Diigo

As students scour the web for more information about what they learn in the classroom, they will probably need some help organizing the information that they find. Diigo (pronounced dee-go) is an online research tool that allows users to annotate online content. After installing the browser add-on, students can click on the Diigo icon to save bookmarks, highlight text, add sticky notes, and tag information around the web.

Diigo also makes it easy to work collaboratively and share information. To help students share information responsibly, create a group on Diigo and add your students as group members. Have students safely share their research with the group using the privacy features on Diigo.

Google Books

Students can also use Google Books to access relevant, free content— both fiction and nonfiction works. Before letting students work independently or in their groups, demonstrate some best practices for searching Google Books. Show students how to search for free eBooks and use date or relevance filters to organize their results. Students can highlight text, bookmark pages, perform related searches, and write notes in these ebooks. For other free online ebooks, try using this helpful list from TeachThought.

Socrative

Socrative is another tool you can use to focus your instruction. This tool is free while in beta, and the site will always have a free basic version. Socrative’s teacher interface helps you assess students and track their progress using multiple choice, true/false, and short answer quizzes.

Once you create a Socrative account, you will receive a classroom number to share with your students. Students can join this digital classroom using a browser or app on their tablets, smartphones, laptops, or other devices. Use this tool at the beginning of class as a bell ringer or at the end of class as an exit ticket to assess your students’ progress.

 

Whether you are introducing your students to new ideas, helping them to explore those ideas further, or testing just how much they have learned, these tools will help you better engage your students.

How have you already used tech tools to focus your classes? Tell us about it in the comments section below!

Erin DyeErin Dye is Manager of Consulting Services for Green Light Professional Development.

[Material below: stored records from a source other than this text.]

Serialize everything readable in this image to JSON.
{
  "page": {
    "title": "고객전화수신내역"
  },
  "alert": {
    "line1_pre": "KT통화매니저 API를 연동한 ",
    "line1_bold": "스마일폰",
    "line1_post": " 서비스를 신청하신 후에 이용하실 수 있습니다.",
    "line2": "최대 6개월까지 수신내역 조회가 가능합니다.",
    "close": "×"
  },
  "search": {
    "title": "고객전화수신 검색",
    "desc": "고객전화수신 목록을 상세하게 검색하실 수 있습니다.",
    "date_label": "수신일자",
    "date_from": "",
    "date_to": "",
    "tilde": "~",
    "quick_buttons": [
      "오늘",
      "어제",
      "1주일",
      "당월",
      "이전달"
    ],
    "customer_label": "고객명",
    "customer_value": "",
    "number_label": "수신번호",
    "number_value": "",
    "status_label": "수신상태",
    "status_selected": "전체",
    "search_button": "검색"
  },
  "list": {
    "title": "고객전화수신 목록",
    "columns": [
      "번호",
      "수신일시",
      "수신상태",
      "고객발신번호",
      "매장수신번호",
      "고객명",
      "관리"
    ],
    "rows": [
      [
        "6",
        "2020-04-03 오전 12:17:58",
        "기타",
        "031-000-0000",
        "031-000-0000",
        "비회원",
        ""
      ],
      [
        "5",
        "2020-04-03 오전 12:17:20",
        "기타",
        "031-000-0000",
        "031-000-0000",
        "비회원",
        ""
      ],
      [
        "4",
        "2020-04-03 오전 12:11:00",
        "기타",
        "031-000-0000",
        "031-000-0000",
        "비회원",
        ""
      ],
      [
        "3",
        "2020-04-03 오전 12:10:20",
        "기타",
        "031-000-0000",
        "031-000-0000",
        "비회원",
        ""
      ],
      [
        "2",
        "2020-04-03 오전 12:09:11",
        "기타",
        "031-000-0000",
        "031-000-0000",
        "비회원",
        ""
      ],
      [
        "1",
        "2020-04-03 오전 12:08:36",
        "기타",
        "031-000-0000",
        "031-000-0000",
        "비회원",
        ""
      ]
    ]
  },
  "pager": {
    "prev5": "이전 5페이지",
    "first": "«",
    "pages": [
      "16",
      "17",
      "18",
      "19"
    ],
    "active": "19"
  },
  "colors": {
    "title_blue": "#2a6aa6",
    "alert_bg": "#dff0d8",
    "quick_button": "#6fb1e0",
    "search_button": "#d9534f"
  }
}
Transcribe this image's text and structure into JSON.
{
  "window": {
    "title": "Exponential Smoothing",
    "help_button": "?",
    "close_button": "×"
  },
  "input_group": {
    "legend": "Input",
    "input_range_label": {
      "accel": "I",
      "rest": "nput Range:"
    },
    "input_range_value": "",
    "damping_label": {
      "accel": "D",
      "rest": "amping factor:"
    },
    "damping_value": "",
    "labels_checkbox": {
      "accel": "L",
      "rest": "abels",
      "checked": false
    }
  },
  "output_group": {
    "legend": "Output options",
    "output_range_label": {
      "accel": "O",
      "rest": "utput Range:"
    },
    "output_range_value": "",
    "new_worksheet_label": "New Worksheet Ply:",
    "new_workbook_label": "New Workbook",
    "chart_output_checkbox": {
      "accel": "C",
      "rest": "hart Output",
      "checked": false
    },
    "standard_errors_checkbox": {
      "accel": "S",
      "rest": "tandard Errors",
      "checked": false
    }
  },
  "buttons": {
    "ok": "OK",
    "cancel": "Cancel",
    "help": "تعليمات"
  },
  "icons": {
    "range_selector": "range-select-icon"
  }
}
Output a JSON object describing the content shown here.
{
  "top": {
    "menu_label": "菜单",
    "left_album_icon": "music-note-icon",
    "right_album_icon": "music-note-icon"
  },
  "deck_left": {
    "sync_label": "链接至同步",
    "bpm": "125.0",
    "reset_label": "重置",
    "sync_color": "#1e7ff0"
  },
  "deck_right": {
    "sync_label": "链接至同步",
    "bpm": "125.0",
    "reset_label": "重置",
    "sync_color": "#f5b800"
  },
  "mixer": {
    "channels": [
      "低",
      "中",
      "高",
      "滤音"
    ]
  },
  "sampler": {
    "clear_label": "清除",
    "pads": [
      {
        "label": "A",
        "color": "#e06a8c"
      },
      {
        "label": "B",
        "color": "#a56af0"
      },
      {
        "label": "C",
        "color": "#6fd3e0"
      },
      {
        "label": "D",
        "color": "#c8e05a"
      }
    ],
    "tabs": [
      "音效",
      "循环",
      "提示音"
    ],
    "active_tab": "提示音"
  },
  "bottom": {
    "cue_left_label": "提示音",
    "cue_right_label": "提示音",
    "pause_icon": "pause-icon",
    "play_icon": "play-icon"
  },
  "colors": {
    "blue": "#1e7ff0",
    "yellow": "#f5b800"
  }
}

She has extensive experience creating digital materials for interactive whiteboards and iPads. She writes about technology integration and GLPD’s work in local schools.